● **EXERCISE DESCRIPTION**: Each entry should be quoted word for word, including every mark of punctuation.

[Extracted records]
=====

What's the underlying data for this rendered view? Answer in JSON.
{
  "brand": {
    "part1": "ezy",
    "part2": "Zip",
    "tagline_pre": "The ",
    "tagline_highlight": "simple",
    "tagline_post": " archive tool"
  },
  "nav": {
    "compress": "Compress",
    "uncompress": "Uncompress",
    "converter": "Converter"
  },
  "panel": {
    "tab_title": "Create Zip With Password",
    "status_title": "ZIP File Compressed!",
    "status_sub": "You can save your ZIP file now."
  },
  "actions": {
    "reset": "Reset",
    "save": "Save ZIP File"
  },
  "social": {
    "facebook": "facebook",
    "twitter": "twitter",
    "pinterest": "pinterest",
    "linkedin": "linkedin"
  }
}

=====

● **SOLUTION BELOW**:
What's the underlying data for this rendered view? Answer in JSON.
{
  "brand": {
    "part1": "ezy",
    "part2": "Zip",
    "tagline_pre": "The ",
    "tagline_highlight": "simple",
    "tagline_post": " archive tool"
  },
  "nav": {
    "compress": "Compress",
    "uncompress": "Uncompress",
    "converter": "Converter"
  },
  "panel": {
    "tab_title": "Create Zip With Password",
    "status_title": "ZIP File Compressed!",
    "status_sub": "You can save your ZIP file now."
  },
  "actions": {
    "reset": "Reset",
    "save": "Save ZIP File"
  },
  "social": {
    "facebook": "facebook",
    "twitter": "twitter",
    "pinterest": "pinterest",
    "linkedin": "linkedin"
  }
}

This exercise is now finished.